*I mentioned previously about doing rebases on your local git history. The rule of rebasing is you should never do it if those commits have been previously pushed or shared somewhere, since you’re changing history, and Git hates it when you change history. There are ways out of it, but I’m saving that to explore in October timeframe.

A good recap from the documentation (last sentence, of course. always amazing how the most important info is often found at the very end of a document or email. a trick someone taught me once is to write out what you want to say, and the reverse the order of the paragraphs. I guess this blog post is proof of concept 😉 since I’m leaving the most important piece at the bottom!)

In general the way to get the best of both worlds is to rebase local changes you’ve made but haven’t shared yet before you push them in order to clean up your story, but never rebase anything you’ve pushed somewhere.

How to add a custom Git command to your Visual Studio menu – 110

Following yesterday’s tip, you can also add a custom Git command as an external tool.

For example, my output window shows the output of `git log –oneline –graph –decorate`

output of git log

Go to Tools – External Tools and add a custom tool similar to the screenshot I have below, where Title = `git log`, Command = `git.ext`, Arguments = `log –oneline –decoreate –graph`. If you click the Right Arrow button to the right of Initial Directory, you can choose where the current directory is for git commands. I’m using Current Solution $(SolutionDir) which is an internal variable to Visual Studio.

git log

After you add it, you’ll see your command appear under Tools menu next to External Tools.

Tools - git log

How to add Git Bash to your Visual Studio menu – 109

You can add Git commands to your main menu bar in Visual Studio.

Git - Git Bash as a VS menu item

For today’s example, you’ll see me add a Git menu with a command to open Git Bash in a command prompt.

command prompt opened outside VS

Part 1 – Add Git Bash as an External Tool

I promised myself I wouldn’t blog about VS tips in this series. I’m sure if you searched you’ll find my old posts how the External Tools works 🙂

External Tools showing Git Bash added

Just note the order in which Git Bash is listed above.

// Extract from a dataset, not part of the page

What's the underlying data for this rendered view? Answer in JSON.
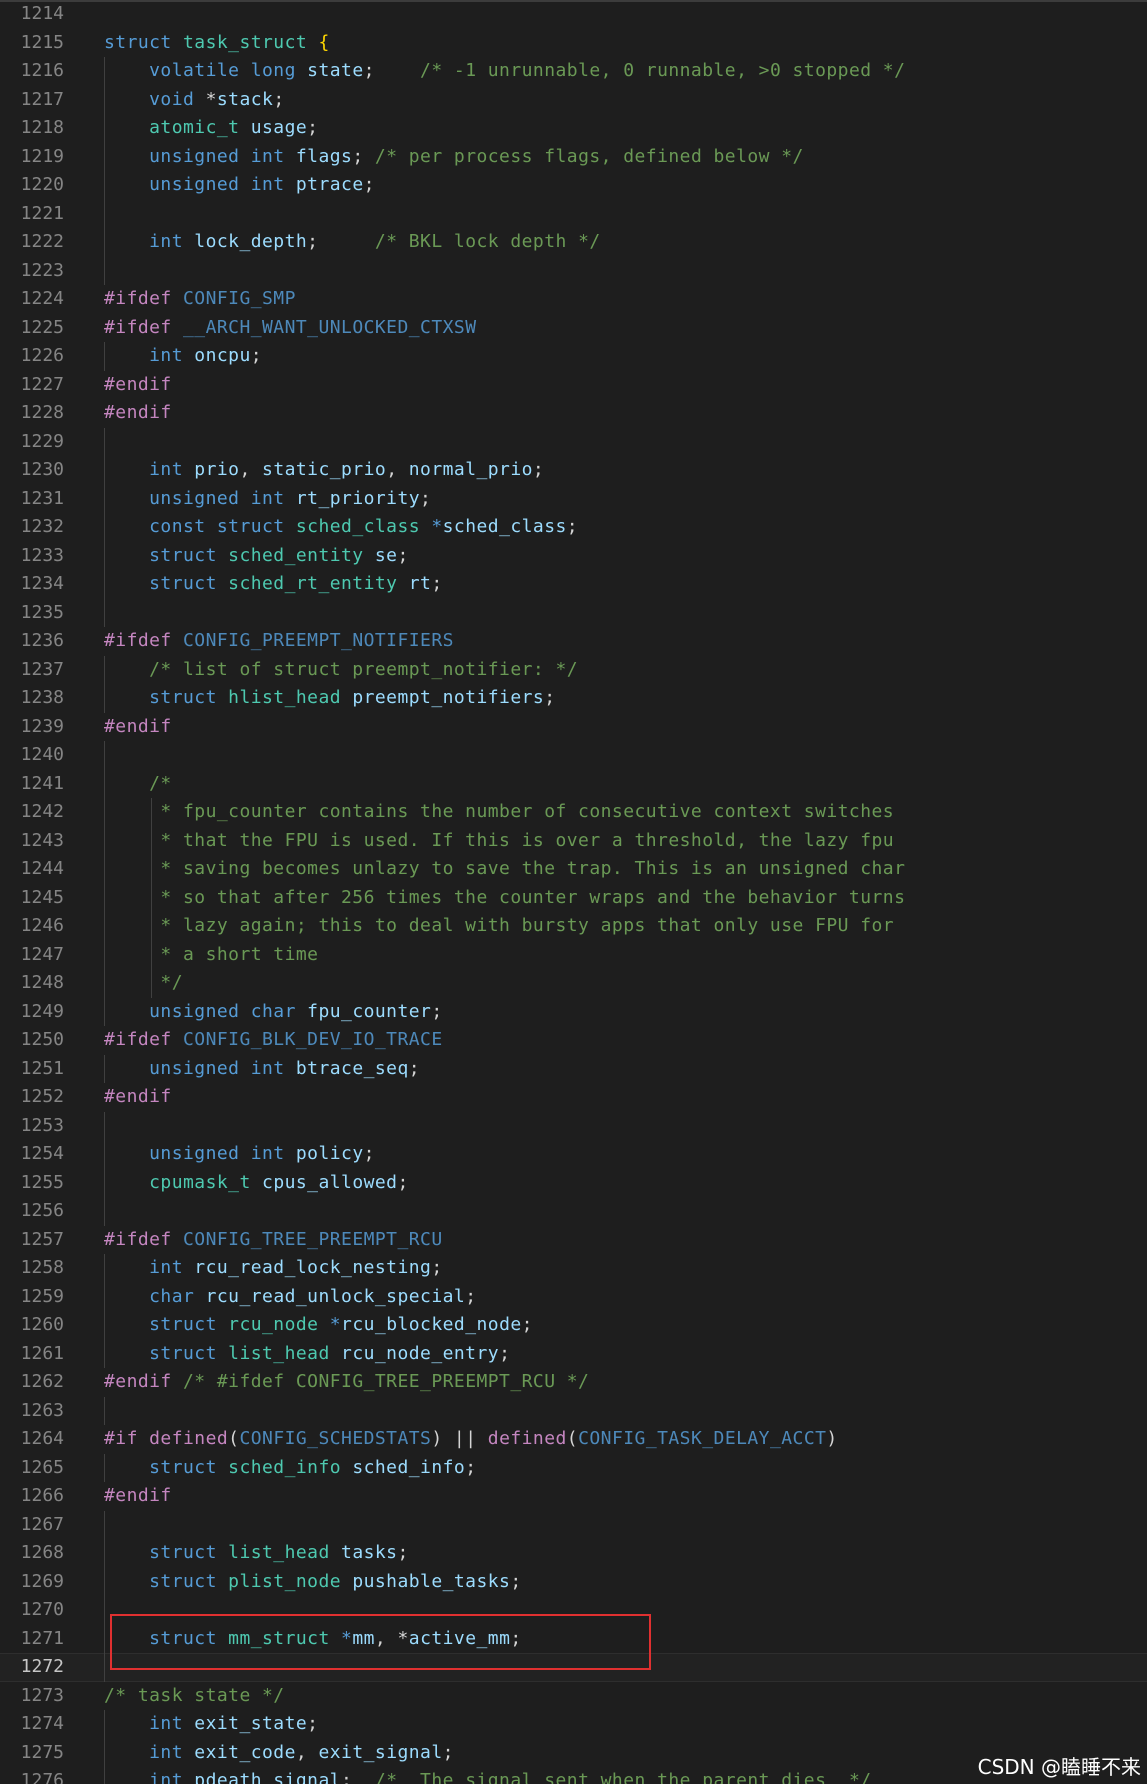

In my example, it is External Tools 3. This will be needed in a second.

Part 2 – Create a Git menu in VS

Same story as above. I’m certain you can find my ancient posts, so here’s the quick version. Go to Tools – Customize – Commands

Then click Add New Menu and click Modify Selection (yeah, that’s some ancient UI) to give it a name, e.g. Git, and an icon and such if you want.

Tools - Customize - Commands

Lastly, switch the Menu bar: to Git (or whatever you called your menu). Click Add New Menu and select Tools – External Command <your number from above>

Menu bar dropdown switched to Git

And you should be good to go!

Thanks again to Ed’s O’Reilly course on Git for Visual Studio for the inspiration!

How to know what the capitalized letter means in [Y/n] – 108

I promised myself I’d be honest, brutally honest, about all the things I’ve had to learn. And one of them is about the capitalized letter when you’re presented with such a question in a command line interface.

I’ll admit I was typing in ‘Y’ as a response. Perhaps it wants me to be really sure. Kinda like when you want to get hot water out of a water cooler, you have to press 2 buttons or hold one button down, etc.

The capitalized letter is the default if you were to simply press enter.

For example, if you want to open VS as your external diff tool, as you saw in yesterday’s tip

$ git difftool branch-name file-name

Launch 'vsdiffmerge' [Y/n]?

You can simply press enter, and the vsdiffmerge command will be run!